The marketing vs. PR debate of 2015 is over. All panelists left free of black eyes and other wounds. If you’re looking for war, watch Game of Thrones instead of a Marketing vs. PR debate because the all panelists agreed that marketing and PR both need and complement each other. Panelists did disagree on some points. Read on for details!
Marketing vs. PR: Purposes, Differences, & Misconceptions
Public relations focuses on building relationships with potential clients and their communities. Some incorrectly assume that PR is the act of publicizing stories to a massive audience and going to parties and lunches. That is far from the truth. Effective PR campaigns work because they are guided by consumer research and are targeted with pinpoint accuracy. Marketing, on the other hand, focuses on controlling the long-term reach and frequency of messages and helping drive sales, with emphasis on the word “helping.” A common assumption is that marketing automatically drives sales, no matter what. This is a misconception because marketing is a piece of the puzzle, not the whole puzzle. Without a good product, efficient operations, effective leadership, and other necessities, marketing cannot drive sales, no matter how well it’s done.
While both marketing and PR deliver returns on investment, they do it in different ways. Sales conversions, impressions, clicks, and the like are common ROI measurements for marketing. For PR, data on human engagement is the focus. PR teams may collect data such as number of attendees at an event or number of participants in an online conversation.
Marketing and PR campaigns do share some goals. Both marketing and PR are meant to bolster brand image as well as increase brand awareness, name recognition, and client engagement. They just differ a bit in how they achieve these goals. Additionally, marketing and PR both rely on data collection and analysis. Without data collection, neither marketing nor PR teams can achieve their goals.
Which clients should use marketing and which should use PR? The focus should not be marketing vs. PR; it should be marketing and PR. Most clients need both of these services and, therefore, benefit most from a holistic approach in which PR and marketing specialists collaborate. The exact mix of PR and marketing services will depend on the client, the campaign, and the venue. Overlap is particularly common in venues that allow for both PR and marketing activities, for example, social media. Many social media platforms allow for both advertising (a marketing function) and conversations/relationship building (a PR function). Marketing and PR teams must be savvy enough to decide what mix each client needs and to develop the right long-term strategy for each client. When asked whether it is better for a person to specialize in one area or do both PR and marketing, panelists were divided. Some believe it is better to specialize in one and outsource the other, while others believe that specializing in both is possible and more beneficial, given the significant overlap between the two.

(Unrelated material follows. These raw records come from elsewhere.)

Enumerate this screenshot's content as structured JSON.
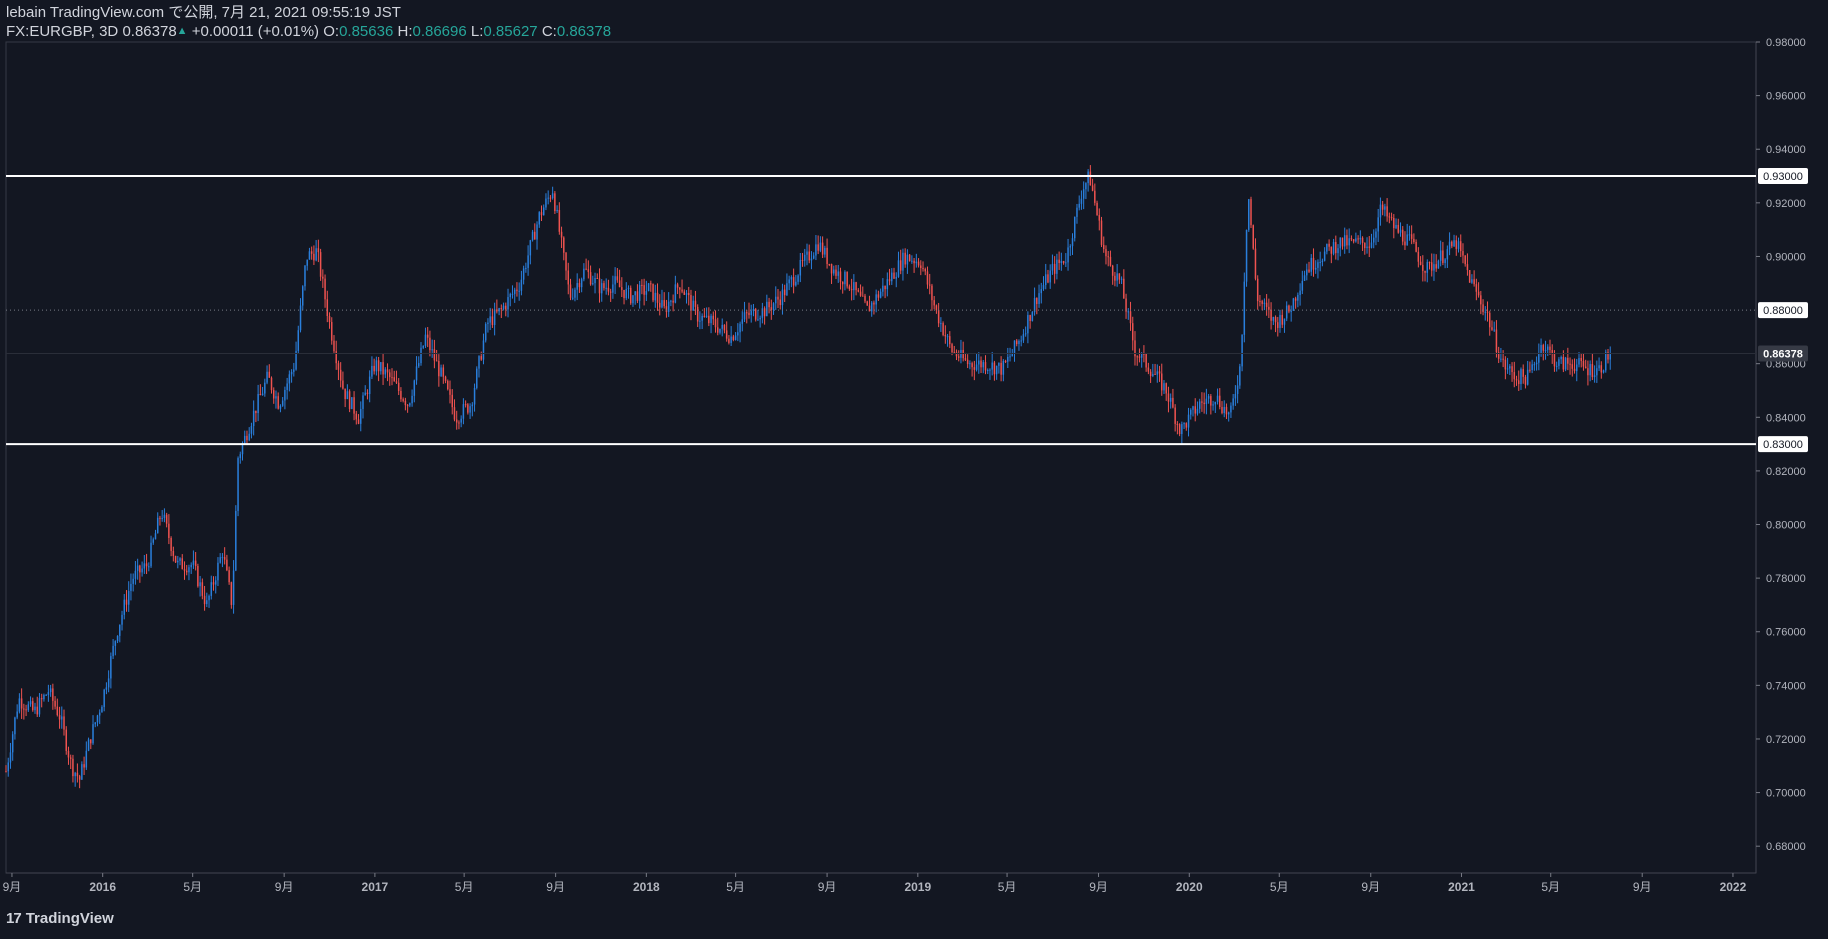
{
  "header": {
    "published": "lebain TradingView.com で公開, 7月 21, 2021 09:55:19 JST",
    "symbol": "FX:EURGBP, 3D",
    "last": "0.86378",
    "arrow": "▲",
    "change": "+0.00011 (+0.01%)",
    "o_label": "O:",
    "o_value": "0.85636",
    "h_label": "H:",
    "h_value": "0.86696",
    "l_label": "L:",
    "l_value": "0.85627",
    "c_label": "C:",
    "c_value": "0.86378"
  },
  "footer": {
    "brand": "TradingView",
    "logo": "17"
  },
  "colors": {
    "background": "#131722",
    "up": "#2a7fdc",
    "down": "#ef5350",
    "grid": "#2a2e39",
    "text": "#d1d4dc",
    "level_line": "#ffffff",
    "last_tag": "#363a45"
  },
  "chart_data": {
    "type": "candlestick",
    "ylim": [
      0.67,
      0.98
    ],
    "y_ticks": [
      "0.98000",
      "0.96000",
      "0.94000",
      "0.93000",
      "0.92000",
      "0.90000",
      "0.88000",
      "0.86378",
      "0.86000",
      "0.84000",
      "0.83000",
      "0.82000",
      "0.80000",
      "0.78000",
      "0.76000",
      "0.74000",
      "0.72000",
      "0.70000",
      "0.68000"
    ],
    "x_tick_labels": [
      "9月",
      "2016",
      "5月",
      "9月",
      "2017",
      "5月",
      "9月",
      "2018",
      "5月",
      "9月",
      "2019",
      "5月",
      "9月",
      "2020",
      "5月",
      "9月",
      "2021",
      "5月",
      "9月",
      "2022"
    ],
    "x_tick_dates": [
      "2015-09-01",
      "2016-01-01",
      "2016-05-01",
      "2016-09-01",
      "2017-01-01",
      "2017-05-01",
      "2017-09-01",
      "2018-01-01",
      "2018-05-01",
      "2018-09-01",
      "2019-01-01",
      "2019-05-01",
      "2019-09-01",
      "2020-01-01",
      "2020-05-01",
      "2020-09-01",
      "2021-01-01",
      "2021-05-01",
      "2021-09-01",
      "2022-01-01"
    ],
    "x_range": [
      "2015-08-24",
      "2022-02-01"
    ],
    "horizontal_lines": [
      {
        "value": 0.93,
        "label": "0.93000",
        "style": "solid"
      },
      {
        "value": 0.83,
        "label": "0.83000",
        "style": "solid"
      },
      {
        "value": 0.88,
        "label": "0.88000",
        "style": "dotted"
      }
    ],
    "last_price": {
      "value": 0.86378,
      "label": "0.86378"
    },
    "close_path": [
      [
        "2015-08-24",
        0.708
      ],
      [
        "2015-09-10",
        0.735
      ],
      [
        "2015-10-01",
        0.73
      ],
      [
        "2015-10-20",
        0.738
      ],
      [
        "2015-11-05",
        0.728
      ],
      [
        "2015-11-20",
        0.71
      ],
      [
        "2015-12-01",
        0.705
      ],
      [
        "2015-12-15",
        0.72
      ],
      [
        "2016-01-01",
        0.735
      ],
      [
        "2016-01-20",
        0.76
      ],
      [
        "2016-02-10",
        0.78
      ],
      [
        "2016-03-01",
        0.785
      ],
      [
        "2016-03-20",
        0.805
      ],
      [
        "2016-04-10",
        0.785
      ],
      [
        "2016-05-01",
        0.785
      ],
      [
        "2016-05-20",
        0.77
      ],
      [
        "2016-06-10",
        0.79
      ],
      [
        "2016-06-23",
        0.77
      ],
      [
        "2016-07-01",
        0.825
      ],
      [
        "2016-07-20",
        0.84
      ],
      [
        "2016-08-10",
        0.855
      ],
      [
        "2016-08-25",
        0.845
      ],
      [
        "2016-09-15",
        0.86
      ],
      [
        "2016-10-01",
        0.9
      ],
      [
        "2016-10-15",
        0.902
      ],
      [
        "2016-11-01",
        0.875
      ],
      [
        "2016-11-20",
        0.85
      ],
      [
        "2016-12-10",
        0.84
      ],
      [
        "2017-01-01",
        0.86
      ],
      [
        "2017-01-20",
        0.855
      ],
      [
        "2017-02-15",
        0.845
      ],
      [
        "2017-03-10",
        0.87
      ],
      [
        "2017-04-01",
        0.855
      ],
      [
        "2017-04-20",
        0.84
      ],
      [
        "2017-05-10",
        0.845
      ],
      [
        "2017-06-01",
        0.875
      ],
      [
        "2017-06-20",
        0.88
      ],
      [
        "2017-07-15",
        0.89
      ],
      [
        "2017-08-10",
        0.915
      ],
      [
        "2017-08-28",
        0.925
      ],
      [
        "2017-09-20",
        0.885
      ],
      [
        "2017-10-10",
        0.895
      ],
      [
        "2017-11-01",
        0.888
      ],
      [
        "2017-11-20",
        0.89
      ],
      [
        "2017-12-10",
        0.885
      ],
      [
        "2018-01-05",
        0.888
      ],
      [
        "2018-01-25",
        0.88
      ],
      [
        "2018-02-15",
        0.89
      ],
      [
        "2018-03-10",
        0.878
      ],
      [
        "2018-04-01",
        0.875
      ],
      [
        "2018-04-25",
        0.87
      ],
      [
        "2018-05-15",
        0.878
      ],
      [
        "2018-06-10",
        0.88
      ],
      [
        "2018-07-01",
        0.885
      ],
      [
        "2018-07-25",
        0.895
      ],
      [
        "2018-08-20",
        0.905
      ],
      [
        "2018-09-10",
        0.895
      ],
      [
        "2018-10-01",
        0.89
      ],
      [
        "2018-10-25",
        0.88
      ],
      [
        "2018-11-20",
        0.89
      ],
      [
        "2018-12-15",
        0.9
      ],
      [
        "2019-01-05",
        0.898
      ],
      [
        "2019-01-25",
        0.88
      ],
      [
        "2019-02-15",
        0.865
      ],
      [
        "2019-03-10",
        0.86
      ],
      [
        "2019-04-01",
        0.86
      ],
      [
        "2019-04-25",
        0.858
      ],
      [
        "2019-05-20",
        0.87
      ],
      [
        "2019-06-10",
        0.885
      ],
      [
        "2019-07-01",
        0.895
      ],
      [
        "2019-07-20",
        0.9
      ],
      [
        "2019-08-10",
        0.925
      ],
      [
        "2019-08-20",
        0.93
      ],
      [
        "2019-09-10",
        0.9
      ],
      [
        "2019-10-01",
        0.89
      ],
      [
        "2019-10-20",
        0.865
      ],
      [
        "2019-11-10",
        0.858
      ],
      [
        "2019-12-01",
        0.85
      ],
      [
        "2019-12-20",
        0.835
      ],
      [
        "2020-01-15",
        0.845
      ],
      [
        "2020-02-05",
        0.848
      ],
      [
        "2020-02-25",
        0.84
      ],
      [
        "2020-03-10",
        0.86
      ],
      [
        "2020-03-20",
        0.925
      ],
      [
        "2020-04-01",
        0.885
      ],
      [
        "2020-04-25",
        0.875
      ],
      [
        "2020-05-15",
        0.88
      ],
      [
        "2020-06-05",
        0.895
      ],
      [
        "2020-06-25",
        0.9
      ],
      [
        "2020-07-20",
        0.905
      ],
      [
        "2020-08-10",
        0.905
      ],
      [
        "2020-09-01",
        0.905
      ],
      [
        "2020-09-15",
        0.918
      ],
      [
        "2020-10-05",
        0.91
      ],
      [
        "2020-10-25",
        0.905
      ],
      [
        "2020-11-15",
        0.895
      ],
      [
        "2020-12-05",
        0.9
      ],
      [
        "2020-12-25",
        0.905
      ],
      [
        "2021-01-15",
        0.89
      ],
      [
        "2021-02-05",
        0.878
      ],
      [
        "2021-02-25",
        0.86
      ],
      [
        "2021-03-15",
        0.855
      ],
      [
        "2021-04-01",
        0.855
      ],
      [
        "2021-04-20",
        0.868
      ],
      [
        "2021-05-10",
        0.86
      ],
      [
        "2021-06-01",
        0.86
      ],
      [
        "2021-06-20",
        0.858
      ],
      [
        "2021-07-05",
        0.858
      ],
      [
        "2021-07-20",
        0.864
      ]
    ]
  }
}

Key Takeaways for Marketing & PR Professionals
As marketing and PR professionals, we cannot underestimate our clients. Our clients have more in-depth knowledge of their customers than we do and we need to use their knowledge to build our campaigns. Also, focusing too much on whether certain tasks fall in the realm of marketing or PR can hinder a campaign. We will be most effective when we forget the titles and focus on taking ownership in our client companies and achieving superior results. Just as our clients teach us about their customers, we teach them. We are their advisors and our job is to formulate strategy and see the larger picture so our clients can focus on the day-to-day operations of their companies. Lastly, we must always continue learning and seeking new information. Those who stop seeking information will fall behind.
We would like to thank sponsors Crazy Marketing Ladies for hosting a live podcast, Ballywho Social for hosting a live Twitter chat, and Ryan G Photo for capturing the moment – see our photo album on Facebook. We would also like to thank our panelists for not only taking time to participate, but also for making this a lively and interesting debate!
Glenn Selig – Sellig Multi-Media (Mktg & PR)
Patrick Owings – ChappellRoberts (Mktg)
Brian Butler – Vistra Communications (PR)
Lisa Brock – Brock Communications (PR)
Ernest Hopper – Tampa Bay Times (Moderator)
Rob McCormick – &Barr (Mktg)
About the Author
Chiara is Digital Content Creator and Blog Manager for AMA Tampa Bay. She is Co-founder and Director of Winning the Fight, a non-profit organization specializing in neurodegenerative disease research. Chiara is also a freelance digital marketer for small businesses and is finishing up her MBA with a specialty in marketing from the University of South Florida. Prior to moving to Florida, Chiara lived in Washington, DC. She earned her BA in International Studies from American University’s School of International Services in 2007 and worked for Booz Allen Hamilton and the Department of Defense thereafter. Her hobbies include obstacle racing, running, swimming, kayaking, SCUBA diving, and opera/classical singing. She also loves country music and chocolate!
Email: Chiara at [email protected]
Social Media: LinkedIn